This course introduces students to fundamentals of creating mathematical models of physical systems and implementation on computers to analyze the system both to gain insight and make predictions. The different mathematical approaches to modelling that are covered in the course can be characterized into differential and difference equation based models, probability based models which includes stochastic differential equations, cellular automata and event based approaches, and matrix based models. The course is interdisciplinary in nature and looks at many systems from physics, biology, finance, engineering etc. from a modeling perspective. Each topic is followed by many examples from different disciplines. The students test and create models of these systems in the lab and report on it following the complete modelling approach.
Approach to be followed
system → Analyze the problem (determine problem’s objective)→Formulate model (Gather data, make assumptions, determine equations/functions) → Solve model (Computer implementation) →Verify and interpret solutions → make predictions.
Text Book
- Angela B. Shiflet & George W. Shiflet. Introduction to Computational Science: Modeling and Simulation for the Sciences. Princeton University Press, 2006.
Assessment method/Grading
Written exam: Two mid-semester examinations and a final exam: 70% (20+20+30)
Lab207: Lab Assignment, Viva, report submission: 30%
Course Outcome
After successful completion of the course the students would be able to create a relevant model for a multitude of problems from science and engineering, by extracting the necessary and relevent information regarding the problem. They would also be able to define the different modeling terms by analyzing the system or the data that is present. They would be able to implement the model on the computer and from the results check for the validity of the model and correcness of the assumptions present in the model. The should be able to analyze the outcomes (mostly through visualizations) and make predictions. They would also be able to understand the limitations of their model and nuances in computer modeling of sytems.
Course Content/Lecture schedule
SI. No. | Description | |
1 | Overview of Computational Science | |
1.1 | The Modeling Process. | |
1.2 | Model Classification | |
1.3 | Steps in the modeling Process. | |
2 | System Dynamics Model (Compartment Models) | |
2.1 | Unconstrained growth models. | |
2.2 | Constrained Growth. | |
2.3 | Applications: Radioactive decay, Drug dosage, population dynamics, growth of technologies, SI models for epidemic spread etc. | |
2.4 | Newton’s equations of motion and harmonic oscillator | |
2.5 | Applications: Skydiving, bungee jumping, modelling building vibration during earthquakes etc. | |
2.7 | System dynamics model with interactions | |
2.8 | Applications: epidemic spread models (SIR, SEIR, SEIZ etc.), predator-prey models, Modeling spread of infectious diseas such as SARS, Malaria, rumor spread in social networks etc. | |
3 | Stochastic models (Monte Carlo simulations) | |
3.1 | Review of basic probability | |
3.2 | Generating random numbers from different distributions on computer. | |

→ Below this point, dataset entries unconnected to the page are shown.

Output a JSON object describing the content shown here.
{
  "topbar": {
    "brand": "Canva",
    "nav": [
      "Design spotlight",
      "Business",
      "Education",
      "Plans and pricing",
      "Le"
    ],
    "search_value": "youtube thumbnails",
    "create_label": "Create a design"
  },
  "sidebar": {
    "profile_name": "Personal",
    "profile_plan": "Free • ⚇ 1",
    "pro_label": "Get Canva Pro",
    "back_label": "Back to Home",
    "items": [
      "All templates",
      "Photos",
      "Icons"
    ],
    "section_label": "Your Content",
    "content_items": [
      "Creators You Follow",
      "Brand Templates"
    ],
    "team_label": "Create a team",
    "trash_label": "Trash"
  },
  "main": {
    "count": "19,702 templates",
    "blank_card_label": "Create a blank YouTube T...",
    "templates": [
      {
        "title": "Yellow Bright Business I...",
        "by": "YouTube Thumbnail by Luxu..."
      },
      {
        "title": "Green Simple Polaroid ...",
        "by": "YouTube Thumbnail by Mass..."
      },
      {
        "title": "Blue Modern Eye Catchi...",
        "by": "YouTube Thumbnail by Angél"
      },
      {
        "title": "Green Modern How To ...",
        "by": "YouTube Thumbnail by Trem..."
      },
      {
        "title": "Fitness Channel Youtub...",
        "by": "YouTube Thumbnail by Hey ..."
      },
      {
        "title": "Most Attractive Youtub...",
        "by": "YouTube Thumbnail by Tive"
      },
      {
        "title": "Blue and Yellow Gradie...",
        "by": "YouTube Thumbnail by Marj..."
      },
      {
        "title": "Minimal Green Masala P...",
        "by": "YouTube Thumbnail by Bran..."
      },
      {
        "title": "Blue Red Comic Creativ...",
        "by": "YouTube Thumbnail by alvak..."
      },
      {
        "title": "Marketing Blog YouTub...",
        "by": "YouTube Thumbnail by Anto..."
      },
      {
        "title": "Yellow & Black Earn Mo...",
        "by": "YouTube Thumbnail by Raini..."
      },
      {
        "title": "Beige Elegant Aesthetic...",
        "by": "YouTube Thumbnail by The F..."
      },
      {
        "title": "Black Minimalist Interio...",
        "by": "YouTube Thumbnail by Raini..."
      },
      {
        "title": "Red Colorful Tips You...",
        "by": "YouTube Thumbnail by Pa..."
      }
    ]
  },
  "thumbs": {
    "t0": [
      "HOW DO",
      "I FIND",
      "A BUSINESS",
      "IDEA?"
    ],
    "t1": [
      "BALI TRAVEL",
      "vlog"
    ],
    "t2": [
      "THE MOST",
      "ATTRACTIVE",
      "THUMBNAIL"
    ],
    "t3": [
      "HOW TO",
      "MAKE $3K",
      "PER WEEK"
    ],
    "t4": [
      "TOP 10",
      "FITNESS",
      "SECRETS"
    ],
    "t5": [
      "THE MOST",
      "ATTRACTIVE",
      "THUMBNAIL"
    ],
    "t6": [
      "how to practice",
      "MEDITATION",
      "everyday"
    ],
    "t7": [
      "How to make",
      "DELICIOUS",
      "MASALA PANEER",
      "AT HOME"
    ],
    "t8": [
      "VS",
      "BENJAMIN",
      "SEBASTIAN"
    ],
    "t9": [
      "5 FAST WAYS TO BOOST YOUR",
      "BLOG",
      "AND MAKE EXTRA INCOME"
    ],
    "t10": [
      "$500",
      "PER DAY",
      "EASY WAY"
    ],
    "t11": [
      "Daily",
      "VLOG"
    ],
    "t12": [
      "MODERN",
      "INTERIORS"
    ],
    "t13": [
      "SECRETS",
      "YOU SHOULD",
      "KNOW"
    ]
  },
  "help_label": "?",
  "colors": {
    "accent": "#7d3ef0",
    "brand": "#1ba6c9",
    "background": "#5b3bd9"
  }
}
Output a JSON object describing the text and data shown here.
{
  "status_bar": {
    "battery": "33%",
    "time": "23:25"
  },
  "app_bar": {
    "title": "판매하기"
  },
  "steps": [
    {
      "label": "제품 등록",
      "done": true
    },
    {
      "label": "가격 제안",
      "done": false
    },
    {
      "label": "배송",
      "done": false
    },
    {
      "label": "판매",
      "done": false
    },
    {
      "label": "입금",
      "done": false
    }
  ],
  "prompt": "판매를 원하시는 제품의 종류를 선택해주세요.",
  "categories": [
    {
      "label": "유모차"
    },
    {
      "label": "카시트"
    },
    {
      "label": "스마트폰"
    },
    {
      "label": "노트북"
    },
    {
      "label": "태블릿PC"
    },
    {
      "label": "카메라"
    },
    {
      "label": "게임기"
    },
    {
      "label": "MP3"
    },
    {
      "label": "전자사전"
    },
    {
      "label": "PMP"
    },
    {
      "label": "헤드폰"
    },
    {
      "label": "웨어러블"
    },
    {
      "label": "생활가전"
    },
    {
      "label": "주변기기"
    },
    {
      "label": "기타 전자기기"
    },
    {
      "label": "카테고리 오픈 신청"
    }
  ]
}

3.3 | Brownian motion and random walk in 1D, discrete and continous time stochastic differential equation. | |
3.4 | Cellular automata based simulations (2D random walk and diffusion) | |
3.5 | Agent based models | |
3.6 | Applications: Diffusion in 1 and 2 dimensions, symmetric and asymmetric random walk, markovian and non markovian random walk, modeling of stock markets, modeling spreading of fire, Agent based epidemic modeling (SIR). | |
4 | Matrix Models | |
4.1 | Review of matrix algebra | |
4.2 | Discrete models: Age and stage structure models | |
4.3 | Markov chain models. | |
4.4 | Graph based models. | |
4.5 | Population dynamics, DNA sequences, social networks etc. |